The federal government had a long-standing program of granting land to railroad builders, usually to the tune of several thousand acres for every mile of railroad. Palm Beach County was no exception, and through land grants and purchases from homesteaders, Flagler had amassed more than 100,000 acres in Palm Beach county. Much of the land was useless as it was, so in stepped the Lake Worth Drainage District to make the land arable for agriculture and dairy. The work was begun in 1916 and more than 131,000 acres of land was drained at the cost of 2.8 million dollars. This involved digging hundreds of miles of canals and ditches to drain the land out through the major canals like the Southern Boulevard and Boynton

ad

Model Land Company ad from 1924.

(now the Weaver Canal). This also meant all lands were now part of a “taxing district” and owners had to pay a yearly drainage tax on land that was not producing anything. Check your tax bill – chances are you are still paying a tax to the Lake Worth Drainage District if you own land in their area.
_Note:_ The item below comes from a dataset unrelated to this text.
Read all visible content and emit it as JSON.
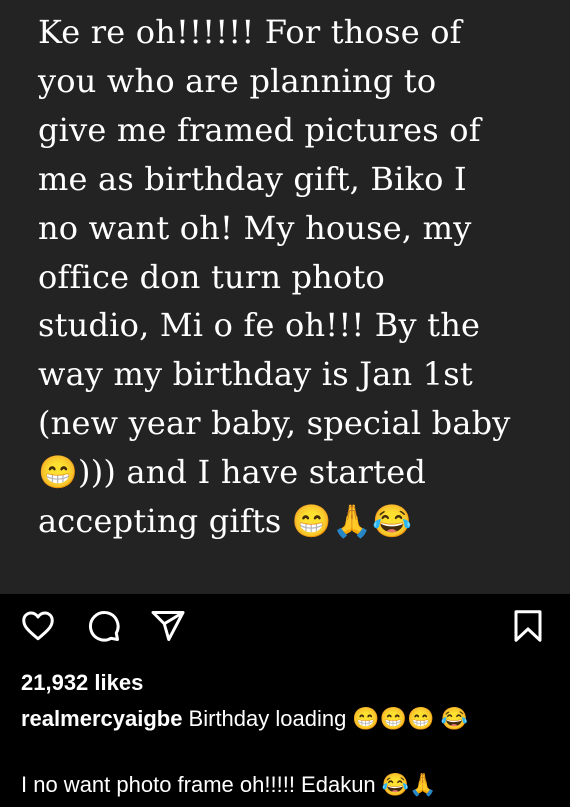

Once work was largley finished by 1921, the land was sold in farming size tracts of many sizes. The Model Land Company was formed in 1898 and was led by J.E. Ingraham, whom Flagler recognized as having good business sense. The Model Land Company sold land up and down the east coast of Florida from the land Flagler amassed through the railroad. Flagler never made any money on his hotels, and the railroad itself was a financial disaster from day one. The land sales, however, kept everything else afloat. As individual settlers bought various land tracts from the Model Land Company, they probably farmed on it or leased it out to bigger agricultural concerns. Gradually, tracts were sold and consolidated until finally landing in the hands of developers. From the 1930s to the 1970s, these developments were more of the City of Atlantis-type where streets and utilities were laid and individual lots sold for a house custom-built for the owner. From the 1980s to today, the developments are the typical “cookie-cutter” variety with three or four models from which to choose.

As I searched through the online archives of the Model Land Company (available at http://merrick.library.miami.edu/specialCollections/asm0075/) I found a letter dated February 3, 1923 that mentioned a land owner who wanted to sell his tracts (all the land between Military Trail and Lawrence Roads from the Boynton Canal south to where Woolbright Road is today) to Norwegian settlers. The owner could not afford the drainage taxes and would eventually lose the land. He wanted the Model Land Company’s help in getting a road built through the land. A community center was to be built in the center of the tract. Hard to imagine we could have had a little Norwegian village with 100 families in Palm Beach County. A June 14, 1923 article from the Palm Beach Post proclaimed “Norse Colony to be formed near Boynton.” I don’t know if the families ever came, or whatever happened to the idea. That is a mystery to be solved.